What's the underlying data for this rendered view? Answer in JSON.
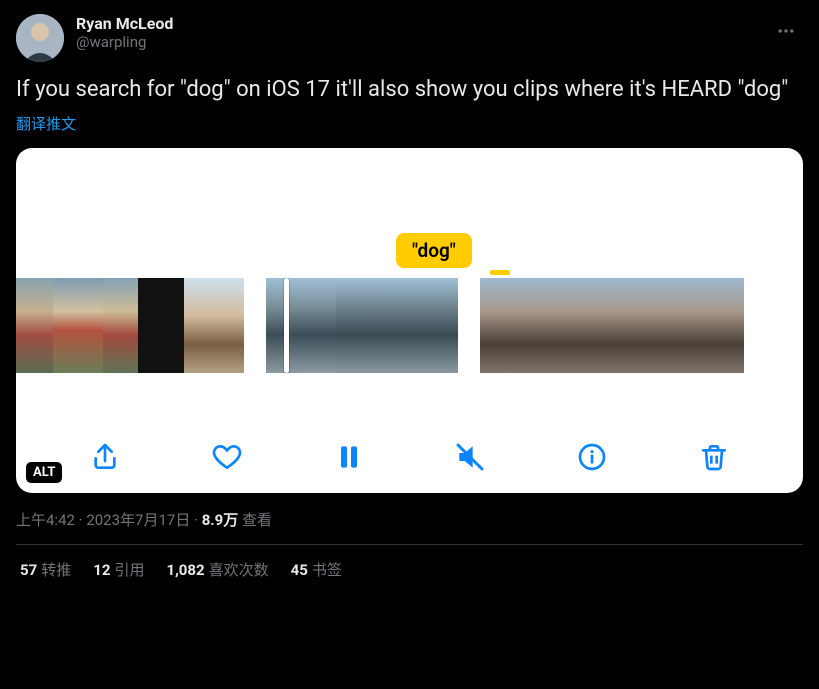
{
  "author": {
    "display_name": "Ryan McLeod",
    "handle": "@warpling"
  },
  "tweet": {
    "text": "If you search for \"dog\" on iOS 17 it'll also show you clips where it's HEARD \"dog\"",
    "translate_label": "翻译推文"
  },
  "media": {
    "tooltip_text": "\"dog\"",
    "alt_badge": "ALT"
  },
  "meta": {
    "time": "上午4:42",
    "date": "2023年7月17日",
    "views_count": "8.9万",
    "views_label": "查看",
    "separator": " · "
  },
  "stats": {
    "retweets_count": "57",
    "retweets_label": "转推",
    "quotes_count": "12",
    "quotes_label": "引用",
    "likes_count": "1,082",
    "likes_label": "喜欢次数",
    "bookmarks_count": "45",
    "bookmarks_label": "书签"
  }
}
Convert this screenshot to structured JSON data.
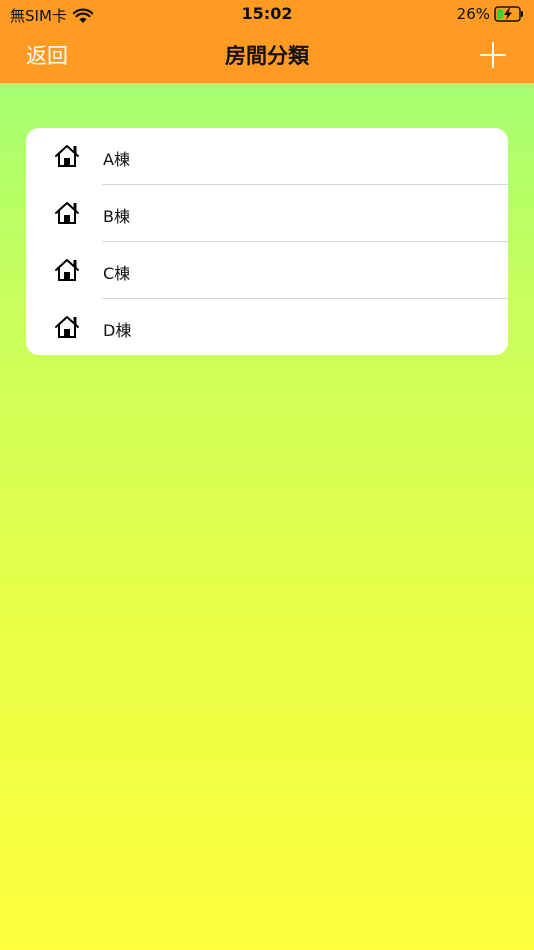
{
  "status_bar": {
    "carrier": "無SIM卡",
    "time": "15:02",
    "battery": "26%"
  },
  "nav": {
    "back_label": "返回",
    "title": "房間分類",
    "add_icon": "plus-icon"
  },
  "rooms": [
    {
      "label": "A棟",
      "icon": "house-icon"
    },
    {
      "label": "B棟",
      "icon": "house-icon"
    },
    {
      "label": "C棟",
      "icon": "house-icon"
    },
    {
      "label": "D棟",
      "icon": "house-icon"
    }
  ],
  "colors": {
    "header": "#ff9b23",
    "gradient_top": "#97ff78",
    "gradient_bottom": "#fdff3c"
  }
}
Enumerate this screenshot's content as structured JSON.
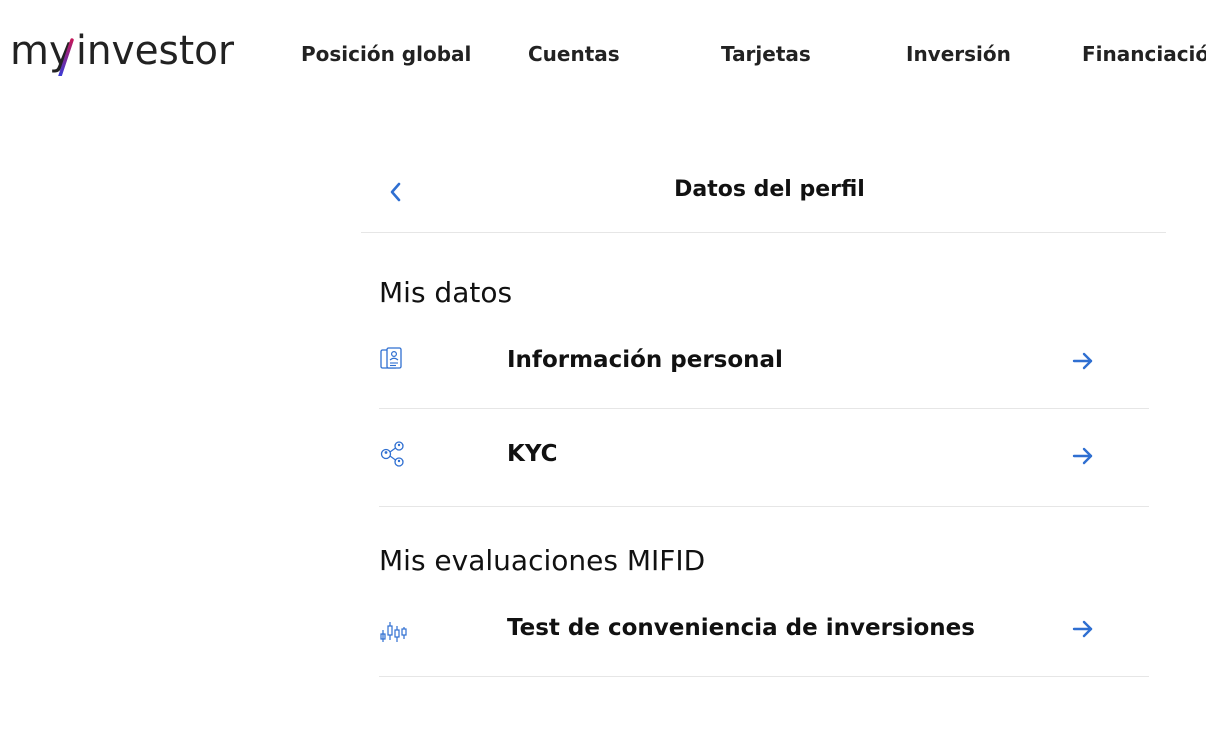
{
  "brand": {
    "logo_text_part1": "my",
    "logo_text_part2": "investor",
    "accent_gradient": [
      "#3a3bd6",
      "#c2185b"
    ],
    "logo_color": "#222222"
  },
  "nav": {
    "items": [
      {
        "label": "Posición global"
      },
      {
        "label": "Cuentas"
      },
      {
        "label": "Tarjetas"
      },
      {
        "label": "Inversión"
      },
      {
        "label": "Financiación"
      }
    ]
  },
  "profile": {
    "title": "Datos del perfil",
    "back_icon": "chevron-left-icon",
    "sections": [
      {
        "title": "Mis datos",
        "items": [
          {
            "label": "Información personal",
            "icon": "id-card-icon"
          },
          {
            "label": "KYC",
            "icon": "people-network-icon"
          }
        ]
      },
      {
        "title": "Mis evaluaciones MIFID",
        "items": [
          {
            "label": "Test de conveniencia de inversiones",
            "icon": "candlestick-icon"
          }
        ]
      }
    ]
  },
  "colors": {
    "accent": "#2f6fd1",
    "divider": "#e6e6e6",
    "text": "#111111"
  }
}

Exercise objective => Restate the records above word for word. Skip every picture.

Exercise output =>
What's the underlying data for this rendered view? Answer in JSON.
{
  "author": {
    "display_name": "Ryan McLeod",
    "handle": "@warpling"
  },
  "tweet": {
    "text": "If you search for \"dog\" on iOS 17 it'll also show you clips where it's HEARD \"dog\"",
    "translate_label": "翻译推文"
  },
  "media": {
    "tooltip_text": "\"dog\"",
    "alt_badge": "ALT"
  },
  "meta": {
    "time": "上午4:42",
    "date": "2023年7月17日",
    "views_count": "8.9万",
    "views_label": "查看",
    "separator": " · "
  },
  "stats": {
    "retweets_count": "57",
    "retweets_label": "转推",
    "quotes_count": "12",
    "quotes_label": "引用",
    "likes_count": "1,082",
    "likes_label": "喜欢次数",
    "bookmarks_count": "45",
    "bookmarks_label": "书签"
  }
}
Convert this screenshot to structured JSON data.
{
  "status_bar": {
    "carrier": "無SIM卡",
    "time": "15:02",
    "battery": "26%"
  },
  "nav": {
    "back_label": "返回",
    "title": "房間分類",
    "add_icon": "plus-icon"
  },
  "rooms": [
    {
      "label": "A棟",
      "icon": "house-icon"
    },
    {
      "label": "B棟",
      "icon": "house-icon"
    },
    {
      "label": "C棟",
      "icon": "house-icon"
    },
    {
      "label": "D棟",
      "icon": "house-icon"
    }
  ],
  "colors": {
    "header": "#ff9b23",
    "gradient_top": "#97ff78",
    "gradient_bottom": "#fdff3c"
  }
}
Enumerate this screenshot's content as structured JSON.
{
  "brand": {
    "logo_text_part1": "my",
    "logo_text_part2": "investor",
    "accent_gradient": [
      "#3a3bd6",
      "#c2185b"
    ],
    "logo_color": "#222222"
  },
  "nav": {
    "items": [
      {
        "label": "Posición global"
      },
      {
        "label": "Cuentas"
      },
      {
        "label": "Tarjetas"
      },
      {
        "label": "Inversión"
      },
      {
        "label": "Financiación"
      }
    ]
  },
  "profile": {
    "title": "Datos del perfil",
    "back_icon": "chevron-left-icon",
    "sections": [
      {
        "title": "Mis datos",
        "items": [
          {
            "label": "Información personal",
            "icon": "id-card-icon"
          },
          {
            "label": "KYC",
            "icon": "people-network-icon"
          }
        ]
      },
      {
        "title": "Mis evaluaciones MIFID",
        "items": [
          {
            "label": "Test de conveniencia de inversiones",
            "icon": "candlestick-icon"
          }
        ]
      }
    ]
  },
  "colors": {
    "accent": "#2f6fd1",
    "divider": "#e6e6e6",
    "text": "#111111"
  }
}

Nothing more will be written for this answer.